So, in short, the “Bleak Future” paper is effective in pointing out some imminent pitfalls but we don’t know how long SSDs will really last because technological disruptions prevent the smooth evolution of storage devices and stymie this sort of analysis.
Let me leave you with three lessons from memory and storage history:
- Magnetic core memory reigned as the random-access memory of choice for 20 years—from about 1953 when the MIT Whirlwind computer became the first electronic computer to use magnetic cores through the early 1970s. Within two years of the Intel 1103 DRAM introduction in 1970, magnetic core memory production dropped off the cliff. That’s how fast a memory revolution can take place if the new replacement technology is sufficiently compelling. (Note: magnetic memory may make a comeback if commercial MRAM succeeds.)
- The first commercially available 8-in floppy disk drive—from IBM—appeared in 1971. For decades, floppy disks regularly grew in capacity and shrank in physical volume—only to be far outpaced by size of media files, the growth in software program footprint, and the capacity increases enjoyed by hard disk drives. After three decades, the gap between floppy capacity and the immediate needs for removable storage caused the mighty floppy disk drive to fall by the wayside and solid-state USB drives got their chance to shine as NAND Flash memory technology finally came into its own—after 15 years of development.
- The demise of hard disk drives has long been predicted. Analysts said that the rate of capacity increase for a hard disk drive was unsustainable. They were wrong. Often. Consistently. The magneticians continued to find and exploit amazing new magnetic properties so that 3.5-inch hard drives now have Tbyte capacities. Some of these amazing developments included giant magnetoresistance and PRML (Partial Response Maximum Likelihood) coding.
The lesson from these three examples is that technological revolutions are impossible to predict accurately, as are their effects.
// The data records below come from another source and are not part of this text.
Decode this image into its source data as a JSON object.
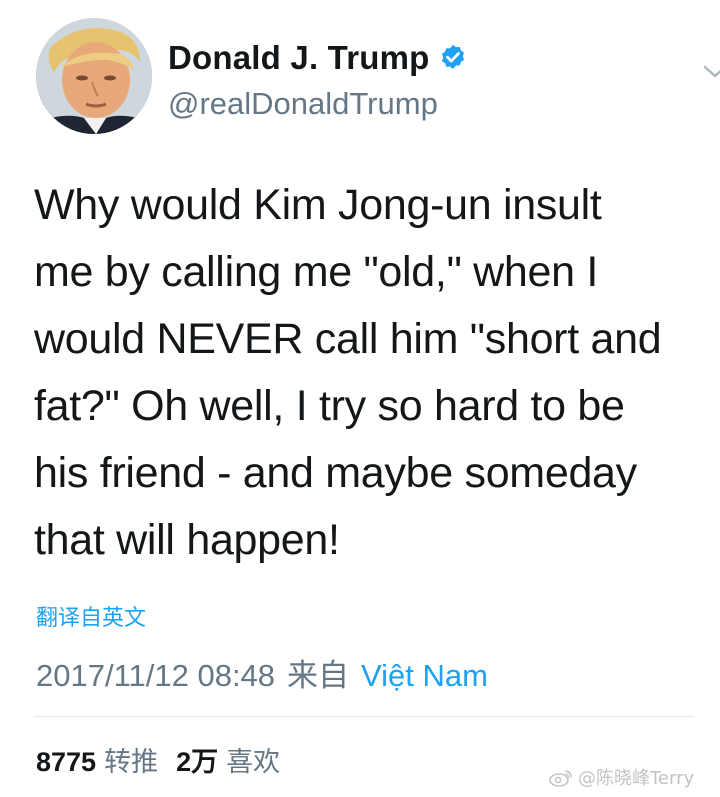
{
  "tweet": {
    "display_name": "Donald J. Trump",
    "handle": "@realDonaldTrump",
    "text": "Why would Kim Jong-un insult\nme by calling me \"old,\" when I\nwould NEVER call him \"short and\nfat?\" Oh well, I try so hard to be\nhis friend - and maybe someday\nthat will happen!",
    "translate_label": "翻译自英文",
    "timestamp": "2017/11/12 08:48",
    "source_prefix": "来自",
    "source": "Việt Nam",
    "retweets": {
      "count": "8775",
      "label": "转推"
    },
    "likes": {
      "count": "2万",
      "label": "喜欢"
    }
  },
  "watermark": {
    "text": "@陈晓峰Terry"
  },
  "colors": {
    "accent": "#1da1f2",
    "secondary_text": "#657786",
    "primary_text": "#14171a",
    "divider": "#e1e8ed"
  },
  "icons": [
    "avatar",
    "verified-badge-icon",
    "chevron-down-icon",
    "weibo-icon"
  ]
}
Want to hear more about these topics? Well, Memcon 2012 is coming in September and the registration page is now open. Click here.